"Skiing here is incredible," notes Dean Sams. "Guys like Andy Griggs, Dean Dillon – a great songwriter – and Keith are super-competitive. Earlier today, we all took on a big hill. Keith, Dean and Andy made it fine – but I slid on my tail at least one hundred yards. I now have a snowsuit wedgie!"

Just after qualifying for the race, Texas troubadour Robert Earl Keen reveals, "I came to this event four years ago. I'd never skied before, so I took lessons. This year has been the most fun of all."

Jo Dee's having fun, too, but she's paying the price.

"I took snowboarding lessons for the first time today, and I fell a lot," laughs the talented redhead. "My body's so bruised it looks like I've been thrown down a flight of stairs!"

In the second concert, Jo Dee showcases songs from her upcoming album, Delicious Surprise, set to be out my May. The CD's debut single, "Was That My Life," is already headed up the charts.

Sitting by a campfire, Andy Griggs prioritizes. "The two biggest things at Country In The Rockies," he says, "are your guitar and your skis. At night, you play songs. I've played songs I've just written and old songs I love, including Hank Sr. tunes. And during the day, you ski." He chuckles. "I hope I'm better at my guitar than I am at skiing!"

After downing his own breakfast creation – a bowl brimming with low-fat granola, milk and Capt'n Crunch – Andy spends the afternoon on the slopes conquering moguls. "Skiing gives me the things I love about hunting," he explains, "and that's inspiring scenery and peacefulness.

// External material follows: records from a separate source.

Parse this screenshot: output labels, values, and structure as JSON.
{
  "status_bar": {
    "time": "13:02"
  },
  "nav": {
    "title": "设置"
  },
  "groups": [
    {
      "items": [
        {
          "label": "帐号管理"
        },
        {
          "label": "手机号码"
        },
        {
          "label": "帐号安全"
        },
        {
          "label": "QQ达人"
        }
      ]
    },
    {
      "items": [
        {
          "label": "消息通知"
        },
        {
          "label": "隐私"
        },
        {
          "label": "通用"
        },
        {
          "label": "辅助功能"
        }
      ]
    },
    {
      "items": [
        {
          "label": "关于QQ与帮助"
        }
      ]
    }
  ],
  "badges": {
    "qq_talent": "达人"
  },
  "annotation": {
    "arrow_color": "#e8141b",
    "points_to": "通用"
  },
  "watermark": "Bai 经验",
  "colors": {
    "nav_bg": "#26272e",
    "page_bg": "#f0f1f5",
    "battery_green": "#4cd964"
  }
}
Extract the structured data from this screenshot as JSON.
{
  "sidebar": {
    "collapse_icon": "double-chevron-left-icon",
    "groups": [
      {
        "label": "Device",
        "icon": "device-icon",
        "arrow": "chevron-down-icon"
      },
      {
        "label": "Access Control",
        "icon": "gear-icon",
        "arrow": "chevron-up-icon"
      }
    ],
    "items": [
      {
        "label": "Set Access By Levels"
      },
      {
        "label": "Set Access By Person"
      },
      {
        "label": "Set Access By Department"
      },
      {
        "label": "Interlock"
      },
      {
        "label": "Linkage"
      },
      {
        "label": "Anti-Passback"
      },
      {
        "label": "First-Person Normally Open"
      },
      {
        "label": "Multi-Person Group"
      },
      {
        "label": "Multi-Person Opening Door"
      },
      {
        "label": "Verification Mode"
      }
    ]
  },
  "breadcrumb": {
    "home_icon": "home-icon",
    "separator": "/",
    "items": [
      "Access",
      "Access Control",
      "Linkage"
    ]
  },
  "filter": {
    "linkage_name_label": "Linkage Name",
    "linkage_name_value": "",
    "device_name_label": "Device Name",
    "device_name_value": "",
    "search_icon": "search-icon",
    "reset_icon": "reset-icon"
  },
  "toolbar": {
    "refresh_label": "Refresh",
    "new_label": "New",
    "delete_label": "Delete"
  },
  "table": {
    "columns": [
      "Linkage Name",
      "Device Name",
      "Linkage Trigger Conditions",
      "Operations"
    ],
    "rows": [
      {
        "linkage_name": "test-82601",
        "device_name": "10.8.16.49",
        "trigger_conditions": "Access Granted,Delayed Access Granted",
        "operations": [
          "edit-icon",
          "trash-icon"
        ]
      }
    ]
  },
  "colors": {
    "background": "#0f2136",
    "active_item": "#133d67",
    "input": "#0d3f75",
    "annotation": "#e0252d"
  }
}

Man, you can't look at the Rocky Mountains and think there's no God."

As the sun begins to set, Anthony Smith, whose new single is "Half A Man," hops a snowmobile to Mount Crested Butte's famous Ice Bar. The establishment – carved out of a massive, multi-ton chunk of ice – is a breathtakingly scenic location to down a favorite beverage.

"I could hang out here all the time," beams Anthony, leaning on the crystalline ice as he sops a martini.

Throughout the six days, singer/songwriter Deborah Allen has a ball serving as on-air host for GAC's Country In The Rockies coverage.

"I saw you out in snow in your high-heel shoes," jokes Kix Brooks while Deborah is interviewing him. "You won't give fashion up for nothing, will you? Heck, I was trackin' you in the snow, trying to figure out what kind of animal created a small hole in back and a bigger pad area in front!"

"High heels work great in the snow," laughs Deborah. "They dig in and work sort of like snowshoes in reverse."

Track that, Kix!